If a school doesn’t have a gender-neutral bathroom, it will be required to have period products in one men’s bathroom.
She said schools will have the flexibility on how many hygiene products to give out and what kind of receptacles they will be held in, but she said schools will be required to replenish the items at a “reasonable rate.”
“That’s a similar standard we have with toilet paper in our schools,” said Pinto. “Students are expected, rightfully so, to have access to toilet paper when they use the restroom. And the idea here is that they should absolutely have access to period products as well.”
The bill also mandates that all public and charter schools in D.C. begin teaching health classes about menstruation to students starting in the fourth grade, regardless of gender.
Pinto campaigned on the issue of period equity and said she’s heard from students who struggled to pay for tampons or pads, with some even missing school because of it.
“These products are a basic health necessity for over half of our population every month and really shouldn’t be treated as this luxury, inaccessible and expensive item.”

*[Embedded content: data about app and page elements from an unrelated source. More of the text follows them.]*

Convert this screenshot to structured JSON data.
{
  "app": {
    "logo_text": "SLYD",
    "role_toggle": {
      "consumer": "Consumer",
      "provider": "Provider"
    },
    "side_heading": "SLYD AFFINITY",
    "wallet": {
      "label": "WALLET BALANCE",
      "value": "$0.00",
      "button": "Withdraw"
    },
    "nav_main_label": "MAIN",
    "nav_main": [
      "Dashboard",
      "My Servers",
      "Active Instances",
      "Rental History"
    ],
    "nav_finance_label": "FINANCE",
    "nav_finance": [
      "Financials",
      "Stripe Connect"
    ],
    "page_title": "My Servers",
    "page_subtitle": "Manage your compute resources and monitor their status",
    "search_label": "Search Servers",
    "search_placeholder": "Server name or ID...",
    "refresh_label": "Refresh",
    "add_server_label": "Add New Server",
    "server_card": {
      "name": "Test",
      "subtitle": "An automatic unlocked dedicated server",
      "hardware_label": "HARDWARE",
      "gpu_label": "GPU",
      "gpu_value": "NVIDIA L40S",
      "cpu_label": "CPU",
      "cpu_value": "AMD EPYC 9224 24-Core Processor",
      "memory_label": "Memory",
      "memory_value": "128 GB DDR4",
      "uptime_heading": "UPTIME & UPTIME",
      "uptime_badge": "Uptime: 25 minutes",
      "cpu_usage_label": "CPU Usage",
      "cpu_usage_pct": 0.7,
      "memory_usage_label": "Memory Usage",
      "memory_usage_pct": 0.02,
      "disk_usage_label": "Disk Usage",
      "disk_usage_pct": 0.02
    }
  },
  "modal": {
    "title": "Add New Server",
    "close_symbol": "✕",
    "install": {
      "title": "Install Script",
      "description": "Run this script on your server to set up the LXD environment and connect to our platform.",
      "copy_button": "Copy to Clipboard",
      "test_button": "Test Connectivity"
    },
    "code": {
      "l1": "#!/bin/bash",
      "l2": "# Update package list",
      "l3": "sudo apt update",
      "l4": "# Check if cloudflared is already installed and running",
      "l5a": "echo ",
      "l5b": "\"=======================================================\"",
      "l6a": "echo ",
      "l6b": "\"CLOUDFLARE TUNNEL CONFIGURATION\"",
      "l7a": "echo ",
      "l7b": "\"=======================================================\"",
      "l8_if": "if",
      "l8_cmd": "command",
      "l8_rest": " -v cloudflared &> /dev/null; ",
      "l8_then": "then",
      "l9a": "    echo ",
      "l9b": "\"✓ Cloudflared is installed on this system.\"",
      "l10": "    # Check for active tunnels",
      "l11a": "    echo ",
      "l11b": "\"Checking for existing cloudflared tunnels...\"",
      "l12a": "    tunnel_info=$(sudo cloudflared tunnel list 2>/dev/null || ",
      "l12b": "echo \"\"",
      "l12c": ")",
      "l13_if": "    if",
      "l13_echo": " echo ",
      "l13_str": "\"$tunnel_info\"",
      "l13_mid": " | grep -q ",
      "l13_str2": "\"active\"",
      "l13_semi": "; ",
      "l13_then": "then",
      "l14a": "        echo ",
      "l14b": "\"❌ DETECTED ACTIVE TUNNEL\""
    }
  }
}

A survey in 2019 commissioned by Thinx, a period product company, found that about 1 in 5 American teens are not able to easily access period products — what’s known as “period poverty” — and found that number has only increased since then. It also found that students of color and those from lower-income families are particularly affected by period poverty.
Pinto said the bill would cost the city $1.4 million a year. She said she expects Mayor Muriel Bowser to sign it within the next month, and it would be implemented soon after.
A spokesperson from Bowser’s office told WTOP that the administration supports the bill.
It was sponsored by seven other council members, including every female member on the 13-person council.